Suffrage Day (19 September) provides an opportunity for individuals and organisations to celebrate New Zealand’s suffrage achievements and look for ways to make further progress to benefit women.
First to the celebrations.
Women’s representatives across the country are thanking their fantastic TEU colleagues with the action 'Show a Gal Some Gratitude' this Suffrage Day. On 19 September, selected women will be presented with a stunning, potted white camellia to mark Suffrage Day and to thank them for the incredible contribution.
The white camellia, or ‘Kate Shepherd Camellia’ holds significance in New Zealand and to the Suffrage Movement. In 1893 the suffragists had presented a white camellia flower to members of the House of Representatives who supported women gaining the vote.
Second to the ongoing work of women in TEU to advance the rights of women.
The NWC have been in conversation with women’s representatives around the country in between national meetings. A big issue for branch members has involved efforts to influence policy creation around sexual harassment prevention in our institutions. These efforts are supported by work that the NWC has been doing over the last two years in the sexual harassment prevention audit, and the remit to go to the Council of Trade Unions’ (CTU) biennial conference to develop a gold standard sexual harassment prevention policy for themselves, and to encourage their member organisations to use it.

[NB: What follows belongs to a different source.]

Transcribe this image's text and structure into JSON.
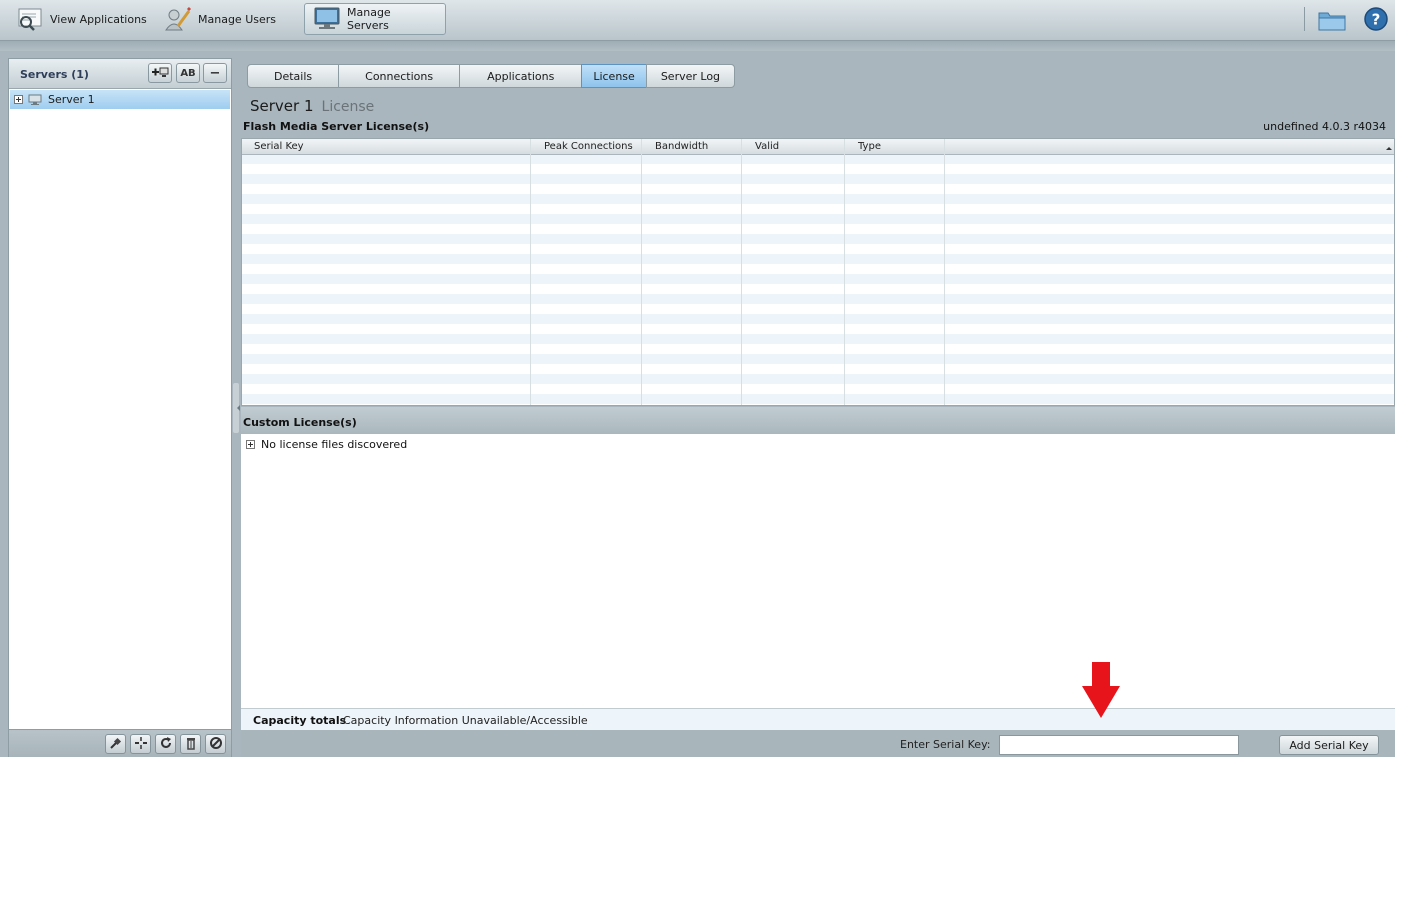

Another key issue that must be embedded in all we do according to Proctor-Thomson is equality,
“Pay transparency and gender pay equity are two causes the TEU continues to support, and the NWC is calling on all members to show their solidarity with women across Aotearoa by signing the two petitions and sharing the webpage with friends, whānau and colleagues”.
With The Equal Pay Amendment Bill going into its third reading soon, the NWC is asking members to support a petition launched by CTU calling on Prime Minister Ardern directly to make several important changes to the Bill before Suffrage Day. While the Bill signals a genuine move to enshrine pay equity in law, further changes to the Bill are needed to facilitate sector-wide pay settlements and to ensure existing collective bargaining rules are followed.
The New Zealand Human Rights Commission has also launched a petition demanding the establishment of an independent pay transparency agency to close the gender pay gap.
“Why not take action this Suffrage Day and sign the petitions and take time to celebrate all that women have achieved. Together we can ensure everyone has safety and equity in the workplace,” says Proctor-Thomson.